An evil spirit or revived corpse supposed to rob graves and feed on human corpses. It is similar to the vampire, but differs in that it not only drinks blood but also consumes flesh. The term is from the Arabic ghul (feminine form, ghulah ) meaning "to seize," and the story of the ghoul has been widely disseminated in Moslem countries, ranging from India to Africa. Some people believe that the superstition stems from wild animals that disturb graves at night, others that its origin is the terror of death in the lonely desert. The idea of the ghoul entered into the West in the nineteenth century through translations of the Arabian Nights.
Among Hindus there are similar beliefs in ghoul-like figures, such as the vetala, a demon that haunts cemeteries and animates dead bodies, and the rakshasas, a whole order of evil demons that disturb sacrifices, harass devout people, and devour human beings. Even lower than the rakshasas are the pishachas, the vilest and most malignant of fiends. In India the line between ghoulish and vampire figures is often unclear. In Hinduism the eating of human flesh is a forbidden and degrading act, but certain tantric yoga groups (who find enlightenment by indulging in what other groups avoid) in India and Tibet practice a necrophilistic rite of lying upon a corpse, or eating a portion of the flesh.
In modern times the concept of the ghoul has become commonplace in Hollywood horror movies. Ghouls made probably their best-known appearance in George Romero's 1968 horror classic Night of the Living Dead and its sequels.
Barber, Richard, and Anne Riches. A Dictionary of Fabulous Beasts. New York: Walker, 1971.
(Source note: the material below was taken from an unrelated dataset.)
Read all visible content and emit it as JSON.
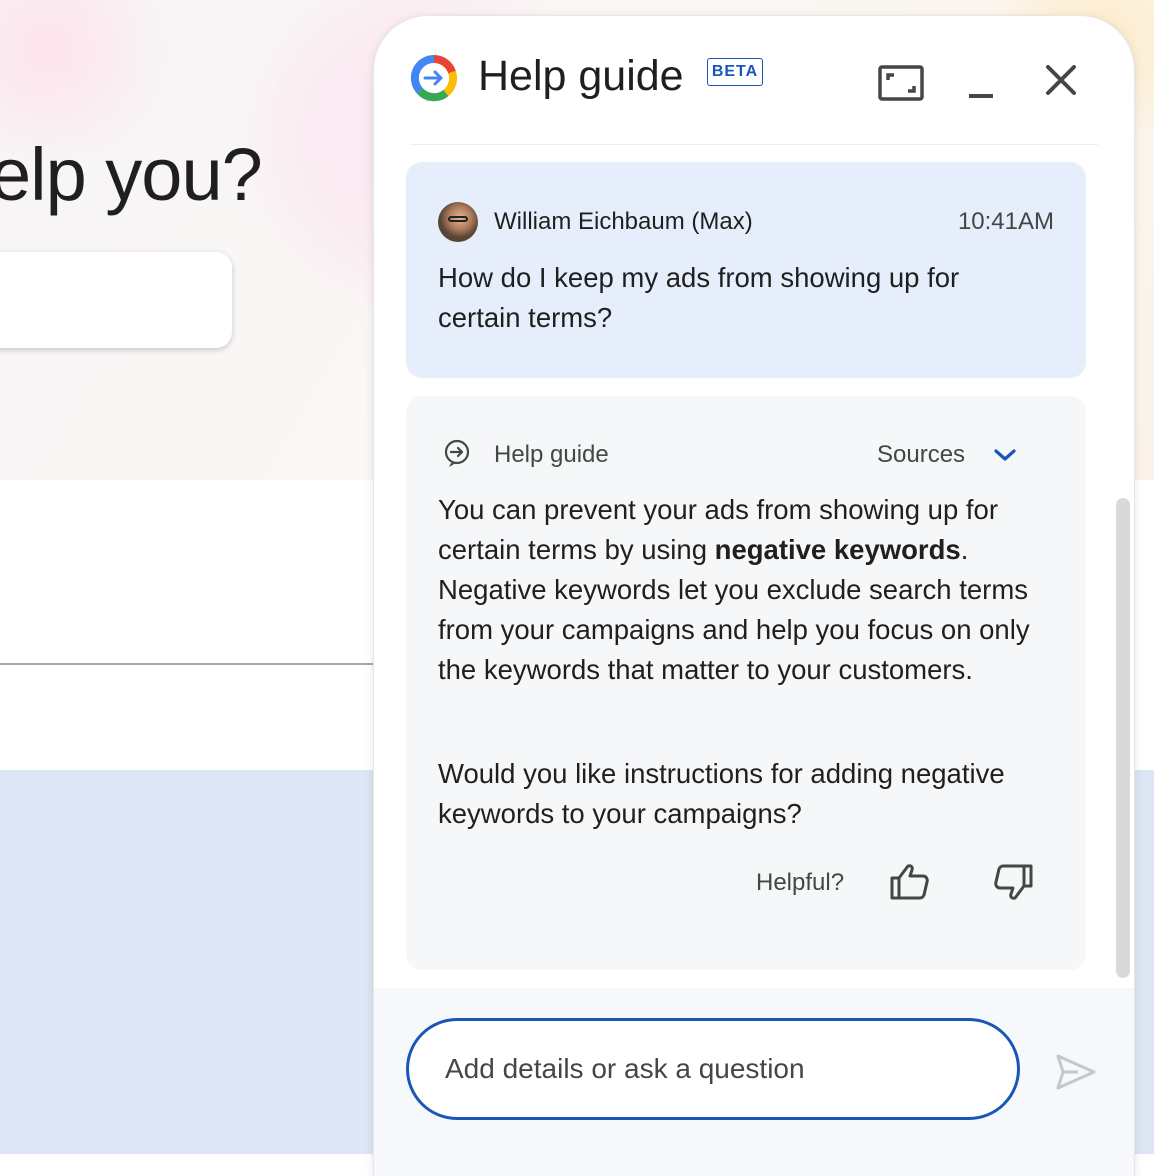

ghoul / goōl/ • n. an evil spirit or phantom, esp. one supposed to rob graves and feed on dead bodies. ∎ a person morbidly interested in death or disaster. DERIVATIVES: ghoul·ish adj. ghoul·ish·ly adv. ghoul·ish·ness n.